• _GOAL OF THE EXERCISE_: Please return the lines of the data that contain "SQLite".

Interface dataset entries

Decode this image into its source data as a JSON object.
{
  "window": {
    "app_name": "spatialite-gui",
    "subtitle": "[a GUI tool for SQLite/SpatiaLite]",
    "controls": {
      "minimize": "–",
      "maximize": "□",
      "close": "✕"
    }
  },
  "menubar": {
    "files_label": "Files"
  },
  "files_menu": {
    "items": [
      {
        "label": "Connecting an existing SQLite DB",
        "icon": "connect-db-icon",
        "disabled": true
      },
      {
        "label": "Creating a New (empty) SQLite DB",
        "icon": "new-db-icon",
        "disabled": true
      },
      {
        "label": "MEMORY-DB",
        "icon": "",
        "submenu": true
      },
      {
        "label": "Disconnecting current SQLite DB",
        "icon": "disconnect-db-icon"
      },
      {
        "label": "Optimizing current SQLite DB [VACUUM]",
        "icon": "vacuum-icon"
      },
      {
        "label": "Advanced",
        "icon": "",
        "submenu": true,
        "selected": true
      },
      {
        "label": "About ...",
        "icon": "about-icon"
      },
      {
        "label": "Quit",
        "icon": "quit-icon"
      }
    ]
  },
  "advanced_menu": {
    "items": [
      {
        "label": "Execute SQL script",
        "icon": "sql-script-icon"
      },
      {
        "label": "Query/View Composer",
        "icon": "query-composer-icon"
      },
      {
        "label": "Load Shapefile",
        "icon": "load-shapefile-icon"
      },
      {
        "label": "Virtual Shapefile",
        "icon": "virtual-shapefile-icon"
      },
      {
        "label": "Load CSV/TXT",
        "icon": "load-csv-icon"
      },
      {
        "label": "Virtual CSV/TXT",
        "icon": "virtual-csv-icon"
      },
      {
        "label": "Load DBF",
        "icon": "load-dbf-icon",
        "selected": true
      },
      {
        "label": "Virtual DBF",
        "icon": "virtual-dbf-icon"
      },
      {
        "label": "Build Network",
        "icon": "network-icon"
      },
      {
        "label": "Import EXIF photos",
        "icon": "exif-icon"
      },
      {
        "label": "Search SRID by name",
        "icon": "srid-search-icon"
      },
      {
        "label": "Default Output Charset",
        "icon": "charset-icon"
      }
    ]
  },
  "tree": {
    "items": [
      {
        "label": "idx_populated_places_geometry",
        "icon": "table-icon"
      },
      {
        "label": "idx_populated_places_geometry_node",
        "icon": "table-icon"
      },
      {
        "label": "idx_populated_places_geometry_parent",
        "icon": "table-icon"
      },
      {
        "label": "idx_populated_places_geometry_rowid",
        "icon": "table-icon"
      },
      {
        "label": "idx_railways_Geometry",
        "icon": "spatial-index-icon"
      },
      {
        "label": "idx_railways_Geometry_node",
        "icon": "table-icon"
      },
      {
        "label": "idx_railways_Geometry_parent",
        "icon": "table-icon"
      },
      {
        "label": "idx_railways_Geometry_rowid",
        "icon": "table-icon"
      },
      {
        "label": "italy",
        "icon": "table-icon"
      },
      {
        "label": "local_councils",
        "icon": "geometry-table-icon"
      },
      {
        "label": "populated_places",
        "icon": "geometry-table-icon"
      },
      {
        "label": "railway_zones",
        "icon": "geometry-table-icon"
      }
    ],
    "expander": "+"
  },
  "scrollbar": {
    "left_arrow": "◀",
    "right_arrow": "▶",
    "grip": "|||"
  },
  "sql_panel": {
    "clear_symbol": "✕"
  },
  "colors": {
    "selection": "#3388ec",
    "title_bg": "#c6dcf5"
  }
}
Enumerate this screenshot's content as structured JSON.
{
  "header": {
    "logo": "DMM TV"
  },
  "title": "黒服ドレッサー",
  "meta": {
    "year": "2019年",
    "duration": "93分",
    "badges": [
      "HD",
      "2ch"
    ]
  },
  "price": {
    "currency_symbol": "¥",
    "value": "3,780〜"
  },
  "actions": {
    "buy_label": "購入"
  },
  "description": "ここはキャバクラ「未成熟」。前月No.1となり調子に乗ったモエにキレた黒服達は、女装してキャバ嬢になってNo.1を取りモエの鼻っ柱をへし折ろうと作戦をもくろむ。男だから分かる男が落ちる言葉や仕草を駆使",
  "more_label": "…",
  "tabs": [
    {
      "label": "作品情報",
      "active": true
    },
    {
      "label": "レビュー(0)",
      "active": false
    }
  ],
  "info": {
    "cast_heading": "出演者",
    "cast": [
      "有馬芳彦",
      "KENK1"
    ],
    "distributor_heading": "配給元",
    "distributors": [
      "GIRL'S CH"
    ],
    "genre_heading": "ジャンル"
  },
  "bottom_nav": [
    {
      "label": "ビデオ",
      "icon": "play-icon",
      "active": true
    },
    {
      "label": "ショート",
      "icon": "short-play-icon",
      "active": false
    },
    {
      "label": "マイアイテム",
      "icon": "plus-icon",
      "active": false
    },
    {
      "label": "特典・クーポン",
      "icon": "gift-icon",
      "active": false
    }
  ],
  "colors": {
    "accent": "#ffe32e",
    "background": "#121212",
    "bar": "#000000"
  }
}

• _RESPONSE TO THE TASK_:
    "subtitle": "[a GUI tool for SQLite/SpatiaLite]",
        "label": "Connecting an existing SQLite DB",
        "label": "Creating a New (empty) SQLite DB",
        "label": "Disconnecting current SQLite DB",
        "label": "Optimizing current SQLite DB [VACUUM]",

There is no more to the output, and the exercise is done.